__WHAT YOU ARE ASKED TO DO__: Using the records below, locate all lines containing "vous" and return them.

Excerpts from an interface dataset
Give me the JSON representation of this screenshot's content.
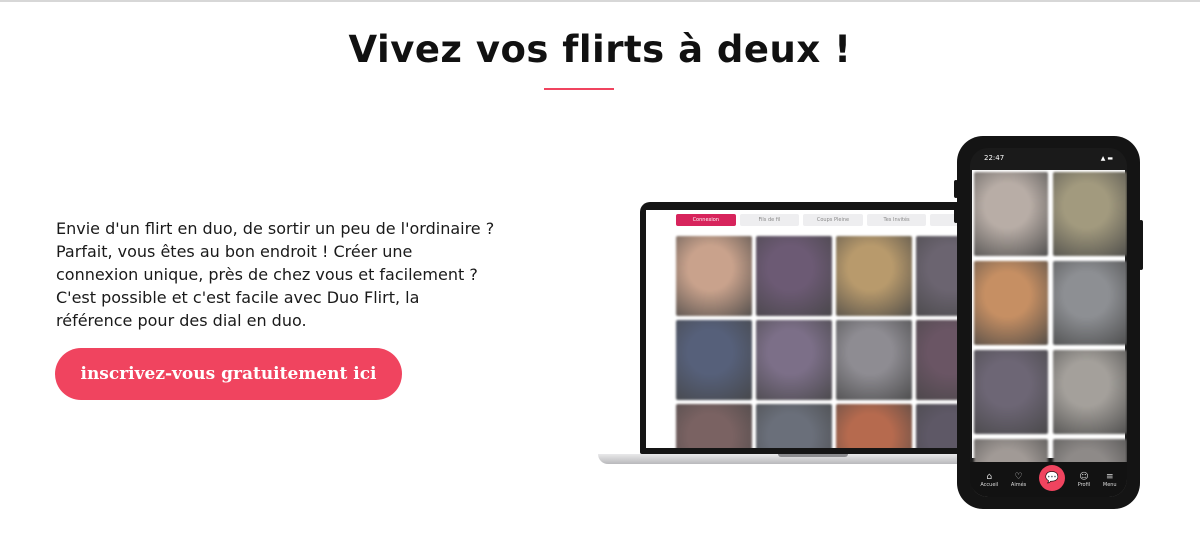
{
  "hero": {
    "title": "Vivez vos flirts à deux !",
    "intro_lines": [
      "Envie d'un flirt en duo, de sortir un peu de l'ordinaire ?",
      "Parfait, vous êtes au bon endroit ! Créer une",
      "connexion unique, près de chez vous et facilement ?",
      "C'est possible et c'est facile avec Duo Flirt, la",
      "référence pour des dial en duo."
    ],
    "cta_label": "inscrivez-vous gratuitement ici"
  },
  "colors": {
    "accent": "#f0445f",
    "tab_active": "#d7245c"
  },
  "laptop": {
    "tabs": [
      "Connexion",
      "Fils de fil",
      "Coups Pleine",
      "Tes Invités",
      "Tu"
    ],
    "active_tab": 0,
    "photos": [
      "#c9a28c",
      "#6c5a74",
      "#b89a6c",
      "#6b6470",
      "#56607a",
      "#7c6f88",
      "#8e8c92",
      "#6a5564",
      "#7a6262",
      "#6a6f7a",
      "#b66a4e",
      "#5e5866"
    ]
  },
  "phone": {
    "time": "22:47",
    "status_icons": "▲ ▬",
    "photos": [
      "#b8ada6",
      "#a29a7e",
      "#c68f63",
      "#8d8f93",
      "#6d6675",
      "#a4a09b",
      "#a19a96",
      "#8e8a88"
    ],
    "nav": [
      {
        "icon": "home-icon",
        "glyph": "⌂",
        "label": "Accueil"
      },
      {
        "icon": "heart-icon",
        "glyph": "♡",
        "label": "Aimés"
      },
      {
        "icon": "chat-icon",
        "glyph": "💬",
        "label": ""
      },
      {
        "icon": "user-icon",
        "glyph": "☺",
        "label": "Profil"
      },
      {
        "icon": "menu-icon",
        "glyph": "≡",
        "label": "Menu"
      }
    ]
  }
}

__WRITTEN SOLUTION__:
      "Parfait, vous êtes au bon endroit ! Créer une",
      "connexion unique, près de chez vous et facilement ?",
    "cta_label": "inscrivez-vous gratuitement ici"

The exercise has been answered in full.